Should I switch?

Switching is ordinarily a great way to save money and Resolver recommends you do this to save cash. In the past, switching energy providers could save you up to £300 a year. But the fact of the matter is switching isn’t possible right now – and even if it were, the best advice would be to stay put, at least for the time being.

You can still switch to save money with other services though, from broadband to insurance. And there are lots of other ways to save some cash to counter the rise in energy prices. Check out Resolver’s guide to claiming back some cash.

I’ve been transferred over to a new provider but I’m missing my credit balance – why?

Worryingly, we’re hearing a lot of complaints from people who have existing credit balances with suppliers who have gone bust but are being told they are ‘missing’. We understand that this is really troubling, but don’t forget that Ofgem say these credit balances are protected.

Often it’s just a case of waiting for the new provider to locate the balance. However, you can make a complaint and go to the Energy Ombudsman if you don’t hear anything. You could also go to the administrator of the old energy provider too. You can find this firm through searching for the old provider on most search drives. Watch out for dodgy firms offering to help you find your balance for a fee.

I’ve just had a new bill and it’s clearly wrong – how can I get help?

By far the biggest source of complaint at the moment is from people being billed huge amounts for their energy consumption, often after a supplier switch. It’s clear from many of the complaints we’ve seen that there’s obviously a problem as the consumption isn’t realistic or feasible.

If this happens to you, report the meter or readings as faulty. If your previous or current supplier has been working off estimates for a long time or not recording your readings, then you may be able to appeal the bill even if the meter is correct. Go through your bills and check when the meter was last read properly. See if you have records of your readings and when you gave them too.

It makes sense to photo your meter whenever you read it so you have a back up – and with prices so high, to give a reading to the energy firm whenever you can. But if all else fails, you can make a formal complaint to the business and go to the Ombudsman if they don’t sort things out.

Your energy provider may ask you to do daily meter readings for seven days to see if there’s an obvious problem. But ultimately, if the readings make no sense, it’s for the energy firm to sort out the problem. This can involve sending out engineers to assess the meter’s performance or even a forensic analysis of your bills.

I’m worried about an elderly relative or someone more vulnerable – what can I do?

Many of the people who have contacted Resolver with concerns about their energy bills are older or struggling financially. If you know someone in this situation, then pop round and check on them.

You don’t need a Power of Attorney to help someone with a complaint. Just contact the energy firm and ask the holder of the bill to confirm that the business is allowed to talk to you about the problem. You can also be authorised as a ‘third party’ to act on someone’s behalf in writing too, including by email.
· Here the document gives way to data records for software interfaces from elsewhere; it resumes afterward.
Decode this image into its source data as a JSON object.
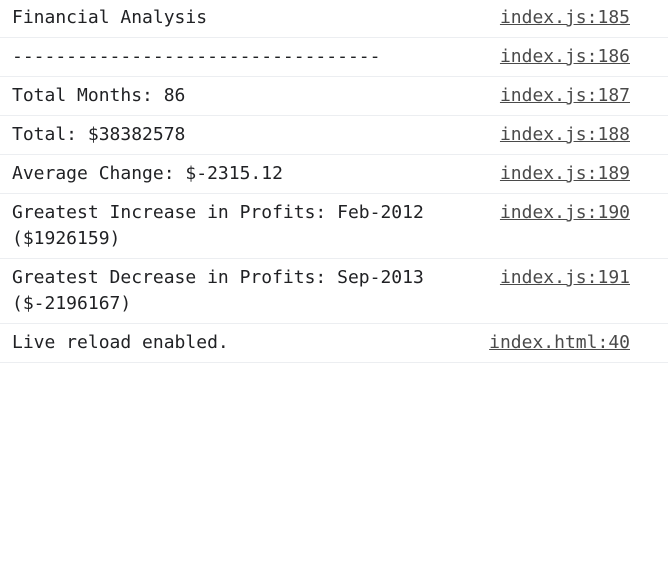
{
  "console": {
    "messages": [
      {
        "text": "Financial Analysis",
        "source": "index.js:185"
      },
      {
        "text": "----------------------------------",
        "source": "index.js:186"
      },
      {
        "text": "Total Months: 86",
        "source": "index.js:187"
      },
      {
        "text": "Total: $38382578",
        "source": "index.js:188"
      },
      {
        "text": "Average Change: $-2315.12",
        "source": "index.js:189"
      },
      {
        "text": "Greatest Increase in Profits: Feb-2012 ($1926159)",
        "source": "index.js:190"
      },
      {
        "text": "Greatest Decrease in Profits: Sep-2013 ($-2196167)",
        "source": "index.js:191"
      },
      {
        "text": "Live reload enabled.",
        "source": "index.html:40"
      }
    ]
  }
}
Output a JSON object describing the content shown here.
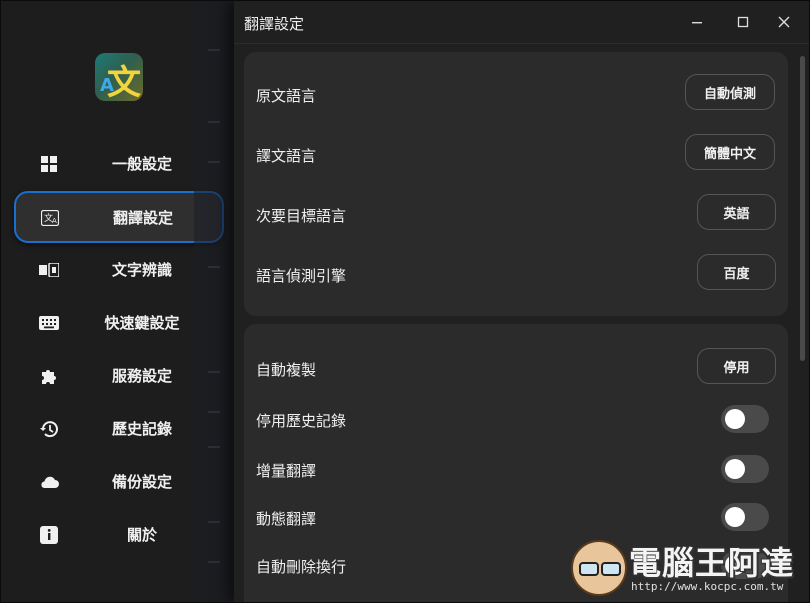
{
  "colors": {
    "accent": "#1a6fcf",
    "sidebar_bg": "#1d1d1d",
    "card_bg": "#2b2b2b",
    "toggle_off": "#4a4a4a"
  },
  "logo": {
    "big_glyph": "文",
    "small_glyph": "A"
  },
  "sidebar": {
    "items": [
      {
        "label": "一般設定",
        "icon": "grid-icon"
      },
      {
        "label": "翻譯設定",
        "icon": "translate-icon",
        "active": true
      },
      {
        "label": "文字辨識",
        "icon": "ocr-icon"
      },
      {
        "label": "快速鍵設定",
        "icon": "keyboard-icon"
      },
      {
        "label": "服務設定",
        "icon": "puzzle-icon"
      },
      {
        "label": "歷史記錄",
        "icon": "history-icon"
      },
      {
        "label": "備份設定",
        "icon": "cloud-icon"
      },
      {
        "label": "關於",
        "icon": "info-icon"
      }
    ]
  },
  "dialog": {
    "title": "翻譯設定",
    "controls": {
      "minimize": "—",
      "maximize": "☐",
      "close": "✕"
    },
    "section1": [
      {
        "label": "原文語言",
        "value": "自動偵測"
      },
      {
        "label": "譯文語言",
        "value": "簡體中文"
      },
      {
        "label": "次要目標語言",
        "value": "英語"
      },
      {
        "label": "語言偵測引擎",
        "value": "百度"
      }
    ],
    "section2": [
      {
        "label": "自動複製",
        "value": "停用",
        "type": "select"
      },
      {
        "label": "停用歷史記錄",
        "type": "toggle",
        "on": false
      },
      {
        "label": "增量翻譯",
        "type": "toggle",
        "on": false
      },
      {
        "label": "動態翻譯",
        "type": "toggle",
        "on": false
      },
      {
        "label": "自動刪除換行",
        "type": "toggle",
        "on": false
      }
    ]
  },
  "watermark": {
    "text": "電腦王阿達",
    "url": "http://www.kocpc.com.tw"
  }
}
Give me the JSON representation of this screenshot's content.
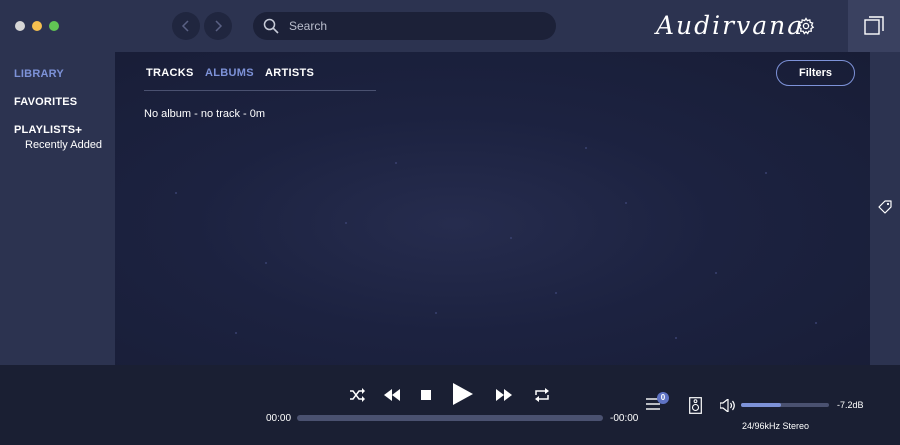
{
  "titlebar": {
    "search_placeholder": "Search",
    "brand": "Audirvana"
  },
  "icons": {
    "nav_back": "chevron-left-icon",
    "nav_forward": "chevron-right-icon",
    "search": "search-icon",
    "settings": "gear-icon",
    "miniplayer": "miniplayer-icon",
    "tag": "tag-icon"
  },
  "sidebar": {
    "library": "LIBRARY",
    "favorites": "FAVORITES",
    "playlists": "PLAYLISTS",
    "add_playlist": "+",
    "playlist_items": [
      "Recently Added"
    ]
  },
  "main": {
    "tabs": [
      {
        "label": "TRACKS",
        "active": false
      },
      {
        "label": "ALBUMS",
        "active": true
      },
      {
        "label": "ARTISTS",
        "active": false
      }
    ],
    "filters_label": "Filters",
    "empty_message": "No album - no track - 0m"
  },
  "player": {
    "elapsed": "00:00",
    "remaining": "-00:00",
    "progress": 0,
    "queue_count": "0",
    "volume_level": 0.45,
    "volume_db": "-7.2dB",
    "format": "24/96kHz Stereo"
  },
  "colors": {
    "accent": "#7d92d8",
    "panel": "#2c3350",
    "background": "#1b2138",
    "player_bar": "#1a1f33"
  }
}
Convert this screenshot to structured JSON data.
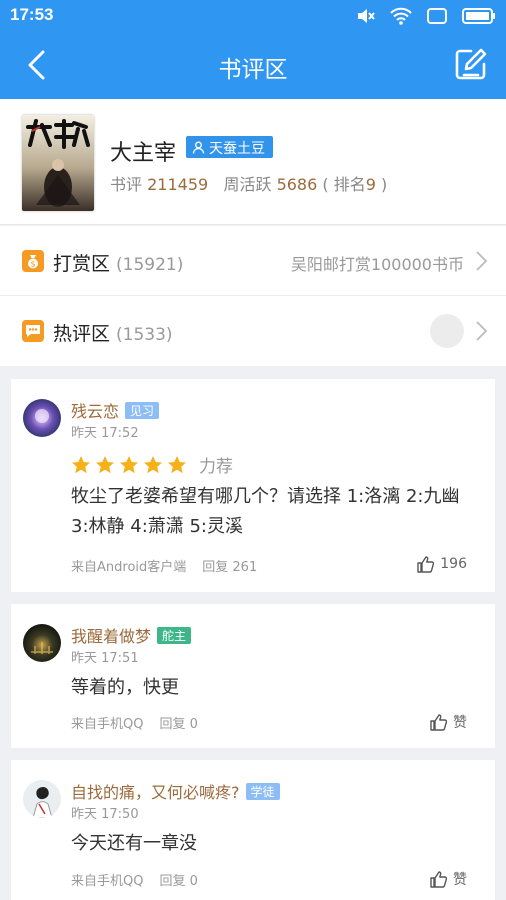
{
  "status_bar": {
    "time": "17:53"
  },
  "nav": {
    "title": "书评区"
  },
  "book": {
    "title": "大主宰",
    "author": "天蚕土豆",
    "review_label": "书评",
    "review_count": "211459",
    "active_label": "周活跃",
    "active_count": "5686",
    "rank_prefix": "( 排名",
    "rank": "9",
    "rank_suffix": " )"
  },
  "reward_row": {
    "title": "打赏区",
    "count": "(15921)",
    "latest": "吴阳邮打赏100000书币"
  },
  "hot_row": {
    "title": "热评区",
    "count": "(1533)"
  },
  "posts": [
    {
      "user": "残云恋",
      "tag": "见习",
      "time": "昨天 17:52",
      "rating": 5,
      "rating_label": "力荐",
      "text": "牧尘了老婆希望有哪几个？请选择 1:洛漓 2:九幽 3:林静 4:萧潇 5:灵溪",
      "source": "来自Android客户端",
      "reply": "回复 261",
      "likes": "196"
    },
    {
      "user": "我醒着做梦",
      "tag": "舵主",
      "time": "昨天 17:51",
      "text": "等着的，快更",
      "source": "来自手机QQ",
      "reply": "回复 0",
      "likes": "赞"
    },
    {
      "user": "自找的痛，又何必喊疼?",
      "tag": "学徒",
      "time": "昨天 17:50",
      "text": "今天还有一章没",
      "source": "来自手机QQ",
      "reply": "回复 0",
      "likes": "赞"
    }
  ],
  "colors": {
    "primary": "#2f96f2",
    "username": "#9c6b3d",
    "star": "#f5b01a",
    "badge_blue": "#3193ea"
  }
}
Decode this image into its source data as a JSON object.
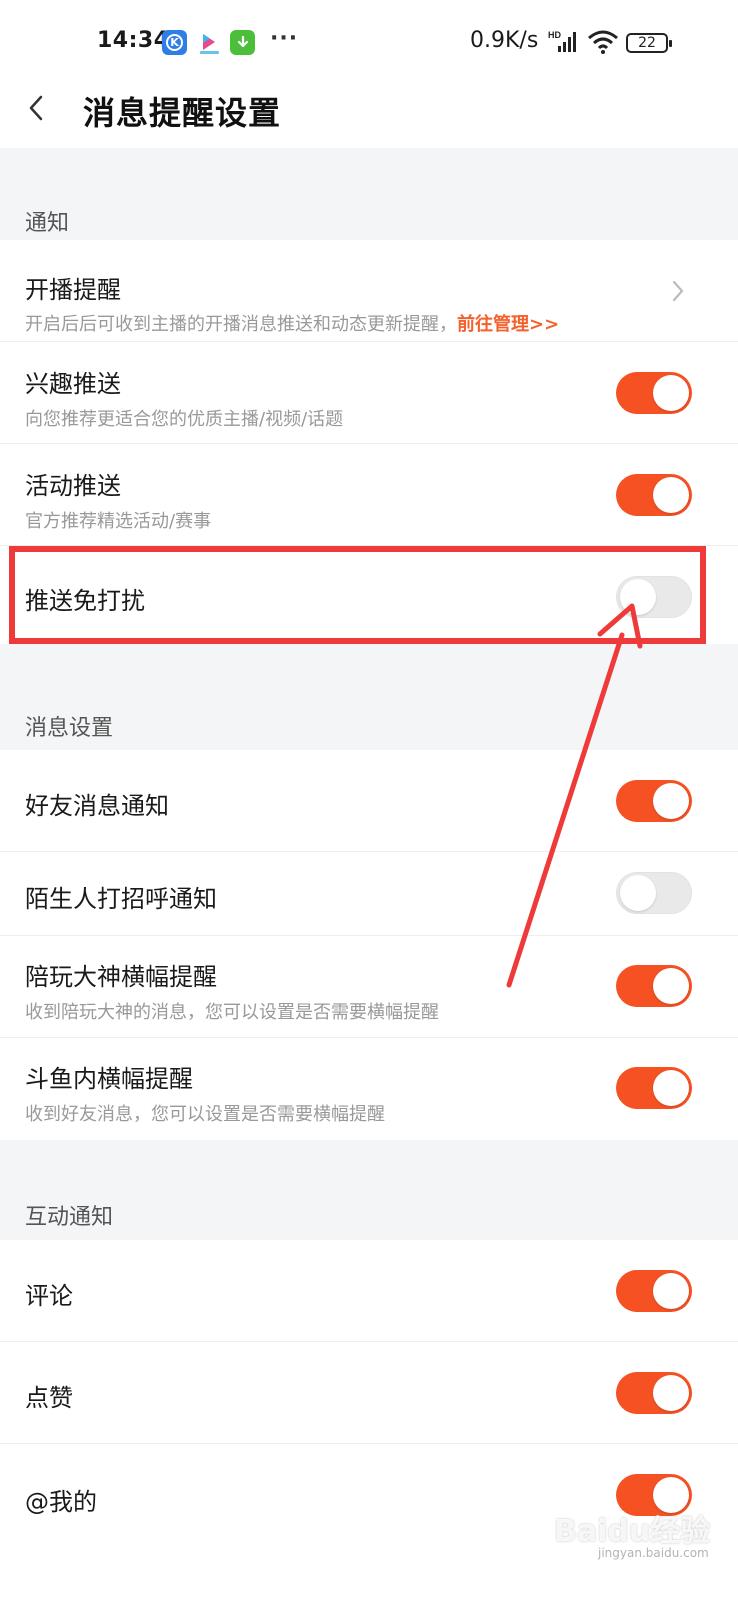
{
  "status_bar": {
    "time": "14:34",
    "network_speed": "0.9K/s",
    "signal_label": "HD",
    "battery": "22",
    "more_indicator": "···",
    "app_icons": [
      "k-app-icon",
      "bili-app-icon",
      "download-app-icon"
    ]
  },
  "nav": {
    "title": "消息提醒设置",
    "back_icon": "chevron-left-icon"
  },
  "sections": [
    {
      "label": "通知",
      "items": [
        {
          "title": "开播提醒",
          "subtitle": "开启后后可收到主播的开播消息推送和动态更新提醒，",
          "link": "前往管理>>",
          "control": "chevron"
        },
        {
          "title": "兴趣推送",
          "subtitle": "向您推荐更适合您的优质主播/视频/话题",
          "control": "toggle",
          "on": true
        },
        {
          "title": "活动推送",
          "subtitle": "官方推荐精选活动/赛事",
          "control": "toggle",
          "on": true
        },
        {
          "title": "推送免打扰",
          "control": "toggle",
          "on": false
        }
      ]
    },
    {
      "label": "消息设置",
      "items": [
        {
          "title": "好友消息通知",
          "control": "toggle",
          "on": true
        },
        {
          "title": "陌生人打招呼通知",
          "control": "toggle",
          "on": false
        },
        {
          "title": "陪玩大神横幅提醒",
          "subtitle": "收到陪玩大神的消息，您可以设置是否需要横幅提醒",
          "control": "toggle",
          "on": true
        },
        {
          "title": "斗鱼内横幅提醒",
          "subtitle": "收到好友消息，您可以设置是否需要横幅提醒",
          "control": "toggle",
          "on": true
        }
      ]
    },
    {
      "label": "互动通知",
      "items": [
        {
          "title": "评论",
          "control": "toggle",
          "on": true
        },
        {
          "title": "点赞",
          "control": "toggle",
          "on": true
        },
        {
          "title": "@我的",
          "control": "toggle",
          "on": true
        }
      ]
    }
  ],
  "colors": {
    "accent": "#f55123",
    "link": "#f5612c",
    "annotation": "#ef3a3a",
    "toggle_off": "#e9e9ea",
    "background": "#f4f5f7"
  },
  "watermark": {
    "text": "Baidu经验",
    "sub": "jingyan.baidu.com"
  }
}
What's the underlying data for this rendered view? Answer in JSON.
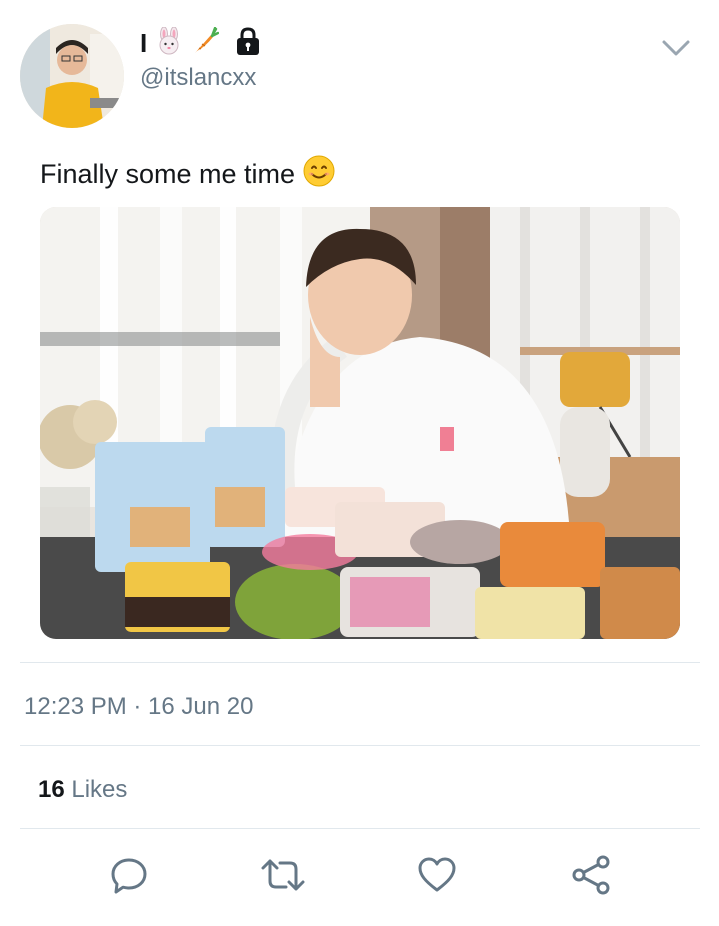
{
  "tweet": {
    "display_name": "I",
    "handle": "@itslancxx",
    "text": "Finally some me time",
    "text_emoji": "smiling-face-icon",
    "timestamp": "12:23 PM · 16 Jun 20",
    "likes_count": "16",
    "likes_label": "Likes"
  },
  "icons": {
    "name_emojis": [
      "rabbit-face-icon",
      "carrot-icon"
    ],
    "lock": "lock-icon",
    "menu": "chevron-down-icon",
    "actions": [
      "reply-icon",
      "retweet-icon",
      "like-icon",
      "share-icon"
    ]
  },
  "colors": {
    "text_primary": "#14171a",
    "text_secondary": "#657786",
    "icon_gray": "#657786",
    "divider": "#e1e8ed"
  }
}
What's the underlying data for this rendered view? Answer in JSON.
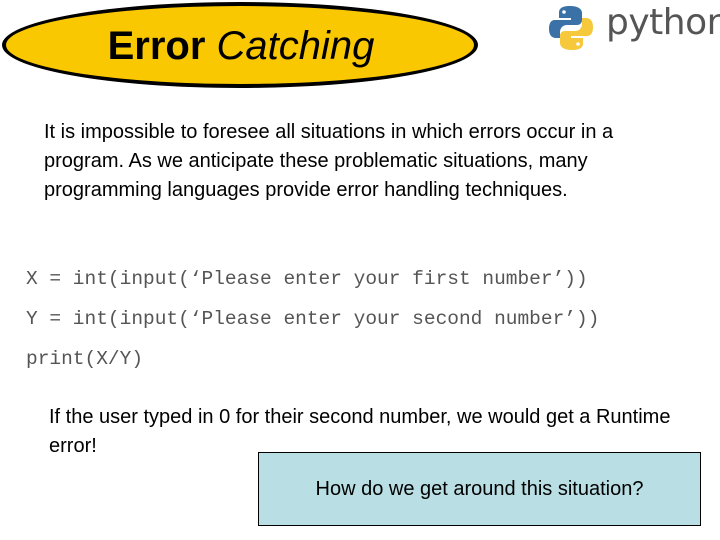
{
  "title": {
    "bold_part": "Error",
    "italic_part": "Catching",
    "fill_color": "#f9c800"
  },
  "logo": {
    "icon": "python-logo-icon",
    "text": "python"
  },
  "intro_text": "It is impossible to foresee all situations in which errors occur in a program. As we anticipate these problematic situations, many programming languages provide error handling techniques.",
  "code_lines": [
    "X = int(input(‘Please enter your first number’))",
    "Y = int(input(‘Please enter your second number’))",
    "print(X/Y)"
  ],
  "note_text": "If the user typed in 0 for their second number, we would get a Runtime error!",
  "question_box": {
    "text": "How do we get around this situation?",
    "fill_color": "#b9dfe4"
  }
}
Save some time by checking with the firm first though – and have a bill handy. Call volumes will be high so you don’t want to get through and be sent off to get documents.

There are loads of support schemes available through your energy provider. These can result in discounts to bills through the Priority Services Register.

There are also a range of charities that provide support and advice for people who might be more vulnerable to energy price rises or financial difficulties. But never has it been more important to support people who need help the most in your local community. So why not keep checking in on your neighbours and help them with making their homes more energy efficient.

How do I make a complaint?

Resolver can help you make a complaint for free about anything energy related, from incorrect billing to switching errors. Get started at

There is a free Energy Ombudsman too if you still aren’t happy. We’ll automatically refer you to them if your complaint isn’t sorted out.


Share this:


Need to resolve an issue? Let's get this sorted.

No Comments